July 10, 2010 (ADDIS ABABA) – Hundreds of Eritrean refugees in Libya, who fled their country to escape oppression, are currently facing an inhuman treatment by Libyan authorities. This is because they refuse to fill out a bio-data form in the Eritrean Tigrinya language provided by Eritrean embassy officials and to be photographed, an exiled Eritrean rights group said.
The Italy-based Solidarity Association for Justice and Democracy in Eritrea, in a press release it sent to Sudan Tribune said that the Libyan authorities have decided to deport - inside completely sealed containers - some 250 to 300 Eritrean refugees to the prison of Al-Biraq in the province of Sabha because they refused to fill out a preprinted form of "volunteer "expatriation scheme prepared by the Embassy of Eritrea in Tripoli.
It said these refugees are detained in deplorable conditions and face regular abuse from Libyan authorities. They all face imminent deportation to Eritrea where they may be arrested, tortured or risk their lives.
“We strongly denounce these inhuman actions against our Eritrean brothers and sisters,” the group said, urging for immediate release and urgent solution that will give them the opportunity to transfer them to a third country willing to accept them and allow them to live with dignity.
“These new actions by the Libyan authorities alarm Eritreans living abroad. Forced repatriation of these refugees to Eritrea will seriously jeopardize their lives. It opens the door to further torture and imprisonment of innocent people forced to seek refuge to escape the ruthless dictatorship in their country,” it further said.
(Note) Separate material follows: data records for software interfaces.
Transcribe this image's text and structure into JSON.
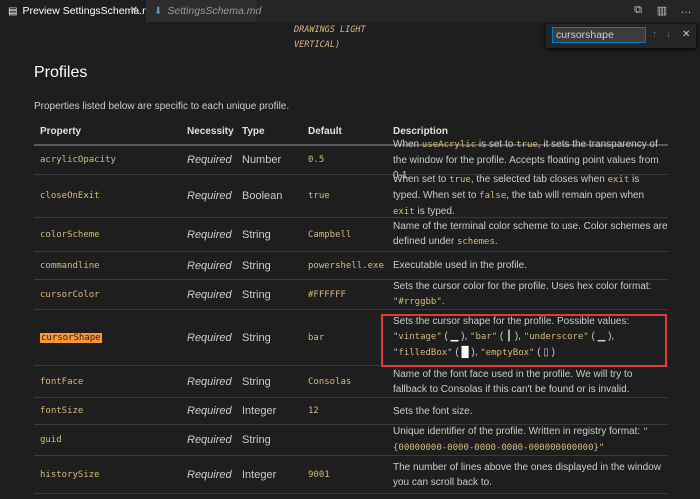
{
  "tabs": [
    {
      "label": "Preview SettingsSchema.md",
      "icon": "preview-icon"
    },
    {
      "label": "SettingsSchema.md",
      "icon": "markdown-icon"
    }
  ],
  "find": {
    "value": "cursorshape"
  },
  "fragment": {
    "line1": "DRAWINGS LIGHT",
    "line2": "VERTICAL)"
  },
  "section": {
    "title": "Profiles",
    "intro": "Properties listed below are specific to each unique profile."
  },
  "table": {
    "headers": [
      "Property",
      "Necessity",
      "Type",
      "Default",
      "Description"
    ],
    "rows": [
      {
        "property": "acrylicOpacity",
        "necessity": "Required",
        "type": "Number",
        "default": "0.5",
        "desc": [
          {
            "t": "When "
          },
          {
            "c": "useAcrylic"
          },
          {
            "t": " is set to "
          },
          {
            "c": "true"
          },
          {
            "t": ", it sets the transparency of the window for the profile. Accepts floating point values from 0-1."
          }
        ]
      },
      {
        "property": "closeOnExit",
        "necessity": "Required",
        "type": "Boolean",
        "default": "true",
        "desc": [
          {
            "t": "When set to "
          },
          {
            "c": "true"
          },
          {
            "t": ", the selected tab closes when "
          },
          {
            "c": "exit"
          },
          {
            "t": " is typed. When set to "
          },
          {
            "c": "false"
          },
          {
            "t": ", the tab will remain open when "
          },
          {
            "c": "exit"
          },
          {
            "t": " is typed."
          }
        ]
      },
      {
        "property": "colorScheme",
        "necessity": "Required",
        "type": "String",
        "default": "Campbell",
        "desc": [
          {
            "t": "Name of the terminal color scheme to use. Color schemes are defined under "
          },
          {
            "c": "schemes"
          },
          {
            "t": "."
          }
        ]
      },
      {
        "property": "commandline",
        "necessity": "Required",
        "type": "String",
        "default": "powershell.exe",
        "desc": [
          {
            "t": "Executable used in the profile."
          }
        ]
      },
      {
        "property": "cursorColor",
        "necessity": "Required",
        "type": "String",
        "default": "#FFFFFF",
        "desc": [
          {
            "t": "Sets the cursor color for the profile. Uses hex color format: "
          },
          {
            "c": "\"#rrggbb\""
          },
          {
            "t": "."
          }
        ]
      },
      {
        "property": "cursorShape",
        "necessity": "Required",
        "type": "String",
        "default": "bar",
        "desc": [
          {
            "t": "Sets the cursor shape for the profile. Possible values: "
          },
          {
            "c": "\"vintage\""
          },
          {
            "t": " ( "
          },
          {
            "g": "▁"
          },
          {
            "t": " ), "
          },
          {
            "c": "\"bar\""
          },
          {
            "t": " ( ┃ ), "
          },
          {
            "c": "\"underscore\""
          },
          {
            "t": " ( ▁ ), "
          },
          {
            "c": "\"filledBox\""
          },
          {
            "t": " ( "
          },
          {
            "g": "█"
          },
          {
            "t": " ), "
          },
          {
            "c": "\"emptyBox\""
          },
          {
            "t": " ( ▯ )"
          }
        ]
      },
      {
        "property": "fontFace",
        "necessity": "Required",
        "type": "String",
        "default": "Consolas",
        "desc": [
          {
            "t": "Name of the font face used in the profile. We will try to fallback to Consolas if this can't be found or is invalid."
          }
        ]
      },
      {
        "property": "fontSize",
        "necessity": "Required",
        "type": "Integer",
        "default": "12",
        "desc": [
          {
            "t": "Sets the font size."
          }
        ]
      },
      {
        "property": "guid",
        "necessity": "Required",
        "type": "String",
        "default": "",
        "desc": [
          {
            "t": "Unique identifier of the profile. Written in registry format: "
          },
          {
            "c": "\"{00000000-0000-0000-0000-000000000000}\""
          }
        ]
      },
      {
        "property": "historySize",
        "necessity": "Required",
        "type": "Integer",
        "default": "9001",
        "desc": [
          {
            "t": "The number of lines above the ones displayed in the window you can scroll back to."
          }
        ]
      }
    ]
  },
  "highlight": {
    "term": "cursorShape"
  }
}
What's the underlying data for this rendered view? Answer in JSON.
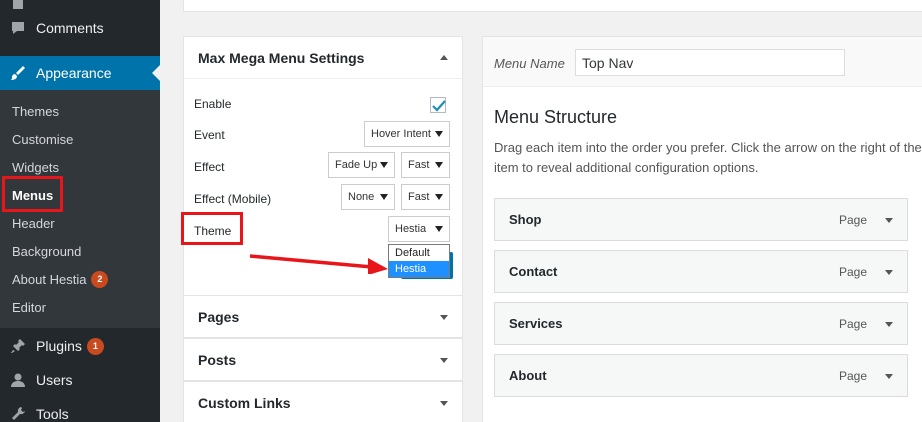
{
  "sidebar": {
    "top_items": [
      {
        "label": "Comments",
        "icon": "comment-icon"
      },
      {
        "label": "Appearance",
        "icon": "paintbrush-icon"
      }
    ],
    "submenu": [
      {
        "label": "Themes"
      },
      {
        "label": "Customise"
      },
      {
        "label": "Widgets"
      },
      {
        "label": "Menus"
      },
      {
        "label": "Header"
      },
      {
        "label": "Background"
      },
      {
        "label": "About Hestia",
        "badge": "2"
      },
      {
        "label": "Editor"
      }
    ],
    "bottom_items": [
      {
        "label": "Plugins",
        "badge": "1",
        "icon": "plugin-icon"
      },
      {
        "label": "Users",
        "icon": "users-icon"
      },
      {
        "label": "Tools",
        "icon": "wrench-icon"
      }
    ]
  },
  "mmm": {
    "title": "Max Mega Menu Settings",
    "enable_label": "Enable",
    "enable_checked": true,
    "event_label": "Event",
    "event_value": "Hover Intent",
    "effect_label": "Effect",
    "effect_value": "Fade Up",
    "effect_speed": "Fast",
    "effect_mobile_label": "Effect (Mobile)",
    "effect_mobile_value": "None",
    "effect_mobile_speed": "Fast",
    "theme_label": "Theme",
    "theme_value": "Hestia",
    "theme_options": [
      "Default",
      "Hestia"
    ],
    "theme_selected_option": "Hestia"
  },
  "accordions": [
    {
      "label": "Pages"
    },
    {
      "label": "Posts"
    },
    {
      "label": "Custom Links"
    }
  ],
  "menu_editor": {
    "name_label": "Menu Name",
    "name_value": "Top Nav",
    "structure_title": "Menu Structure",
    "structure_desc": "Drag each item into the order you prefer. Click the arrow on the right of the item to reveal additional configuration options.",
    "items": [
      {
        "label": "Shop",
        "type": "Page"
      },
      {
        "label": "Contact",
        "type": "Page"
      },
      {
        "label": "Services",
        "type": "Page"
      },
      {
        "label": "About",
        "type": "Page"
      }
    ]
  },
  "colors": {
    "sidebar_bg": "#23282d",
    "accent": "#0073aa",
    "highlight": "#e8151b"
  }
}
The group appealed upon the United Nations High Commission for Refugees (UNHCR) to once again commit itself in finding an appropriate resolution of the case, and further called on the Italian political, humanitarian associations, labor organizations and the Italian people to join the plight to take urgent action in defense of Eritrean refugees.
“Italy, as initiator of the treaty on refugees with Libya, has a moral and political responsibility in finding a solution to the situation of these refugees”
According to the rights group, in January of this year, the Libyan authorities tried to force the Eritrean refugees, by blackmail and brute force, to fill a form complete with photos, following the demands of the Eritrean dictatorship to identify and catalogue the refugees and blackmail their families back home.
“Their refusal to comply resulted in forms of torture that included electroshock and heavy beating by the Libyan police leading to a wide outrage and condemnation by many international organizations for human rights,” it revealed.
The group added that the brutality the Eritrean refugees who were deported from Malta in 2002, Libya in 2004 and finally Egypt in 2008 were subjected to, are still fresh in the memory of the Eritrean people. Disembarking at the airport of Asmara, they were loaded into military trucks and literally disappeared. No one has seen or heard of them since.
The Libyan authorities have already deported many of these refugees to their countries of origin where they may have faced ill-treatment. By doing so, Libya is in breach of International Covenant on Civil and Political Rights and the Organization of African Unity Convention to which it is a state party.
Both the Convention against Torture and the African Refugee Convention forbid Libya from sending individuals to countries where they face a serious risk of persecution or torture.
Libya is also a state party to the International Covenant on Civil and Political Rights (ICCPR), which, under article 13, prohibits arbitrary expulsion and entitles foreigners to an individual decision on their removal/expulsion.
Reports indicate that increasing numbers of Eritreans are fleeing the indefinite national military service imposed by the Eritrean government and pervasive arbitrary detention and torture.
Eritrean government routinely imprisons individuals caught trying to flee the country and has "shoot to kill" orders for anyone crossing the border without permission. If the government identifies someone who has successfully crossed into Ethiopia or Sudan, it subjects their family members to large fines and sometimes imprisonment.